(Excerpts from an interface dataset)
- - - - - - -

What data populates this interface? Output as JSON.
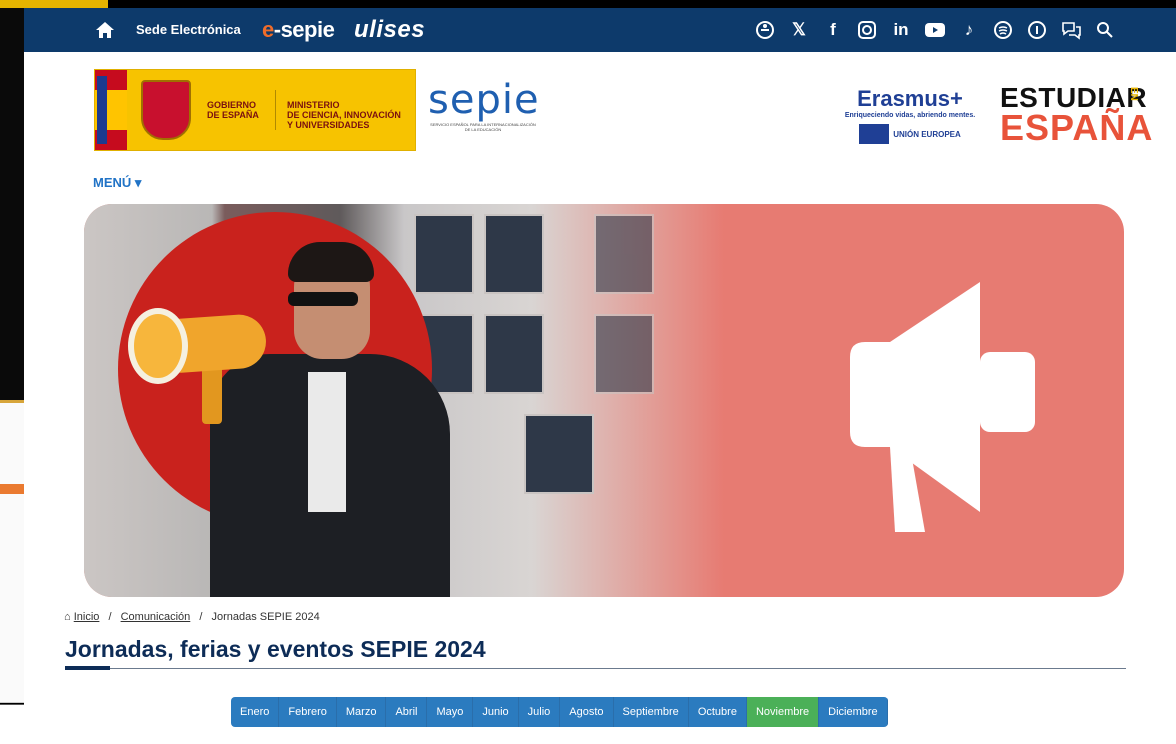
{
  "topbar": {
    "sede_label": "Sede Electrónica",
    "esepie_e": "e",
    "esepie_rest": "-sepie",
    "ulises": "ulises",
    "social_icons": [
      "accessibility-icon",
      "x-icon",
      "facebook-icon",
      "instagram-icon",
      "linkedin-icon",
      "youtube-icon",
      "tiktok-icon",
      "spotify-icon",
      "info-icon",
      "chat-icon",
      "search-icon"
    ]
  },
  "logos": {
    "gov_line1": "GOBIERNO",
    "gov_line2": "DE ESPAÑA",
    "ministry_line1": "MINISTERIO",
    "ministry_line2": "DE CIENCIA, INNOVACIÓN",
    "ministry_line3": "Y UNIVERSIDADES",
    "sepie_word": "sepie",
    "sepie_sub": "SERVICIO ESPAÑOL PARA LA INTERNACIONALIZACIÓN DE LA EDUCACIÓN",
    "erasmus_title": "Erasmus+",
    "erasmus_slogan": "Enriqueciendo vidas, abriendo mentes.",
    "eu_label": "UNIÓN EUROPEA",
    "estudiar_l1": "ESTUDIAR",
    "estudiar_en": "EN",
    "estudiar_l2": "ESPAÑA"
  },
  "nav": {
    "menu_label": "MENÚ ▾"
  },
  "breadcrumb": {
    "home": "Inicio",
    "section": "Comunicación",
    "current": "Jornadas SEPIE 2024",
    "sep": "/"
  },
  "page": {
    "title": "Jornadas, ferias y eventos SEPIE 2024"
  },
  "months": {
    "items": [
      "Enero",
      "Febrero",
      "Marzo",
      "Abril",
      "Mayo",
      "Junio",
      "Julio",
      "Agosto",
      "Septiembre",
      "Octubre",
      "Noviembre",
      "Diciembre"
    ],
    "active": "Noviembre"
  },
  "colors": {
    "topbar": "#0d3a6b",
    "link": "#2173c6",
    "month_button": "#2b7bbf",
    "month_active": "#4bb058",
    "hero_accent": "#e77b72",
    "title": "#0d2c57"
  }
}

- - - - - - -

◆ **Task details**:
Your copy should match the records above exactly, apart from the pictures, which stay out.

◆ **Response**:
What data populates this interface? Output as JSON.
{
  "topbar": {
    "sede_label": "Sede Electrónica",
    "esepie_e": "e",
    "esepie_rest": "-sepie",
    "ulises": "ulises",
    "social_icons": [
      "accessibility-icon",
      "x-icon",
      "facebook-icon",
      "instagram-icon",
      "linkedin-icon",
      "youtube-icon",
      "tiktok-icon",
      "spotify-icon",
      "info-icon",
      "chat-icon",
      "search-icon"
    ]
  },
  "logos": {
    "gov_line1": "GOBIERNO",
    "gov_line2": "DE ESPAÑA",
    "ministry_line1": "MINISTERIO",
    "ministry_line2": "DE CIENCIA, INNOVACIÓN",
    "ministry_line3": "Y UNIVERSIDADES",
    "sepie_word": "sepie",
    "sepie_sub": "SERVICIO ESPAÑOL PARA LA INTERNACIONALIZACIÓN DE LA EDUCACIÓN",
    "erasmus_title": "Erasmus+",
    "erasmus_slogan": "Enriqueciendo vidas, abriendo mentes.",
    "eu_label": "UNIÓN EUROPEA",
    "estudiar_l1": "ESTUDIAR",
    "estudiar_en": "EN",
    "estudiar_l2": "ESPAÑA"
  },
  "nav": {
    "menu_label": "MENÚ ▾"
  },
  "breadcrumb": {
    "home": "Inicio",
    "section": "Comunicación",
    "current": "Jornadas SEPIE 2024",
    "sep": "/"
  },
  "page": {
    "title": "Jornadas, ferias y eventos SEPIE 2024"
  },
  "months": {
    "items": [
      "Enero",
      "Febrero",
      "Marzo",
      "Abril",
      "Mayo",
      "Junio",
      "Julio",
      "Agosto",
      "Septiembre",
      "Octubre",
      "Noviembre",
      "Diciembre"
    ],
    "active": "Noviembre"
  },
  "colors": {
    "topbar": "#0d3a6b",
    "link": "#2173c6",
    "month_button": "#2b7bbf",
    "month_active": "#4bb058",
    "hero_accent": "#e77b72",
    "title": "#0d2c57"
  }
}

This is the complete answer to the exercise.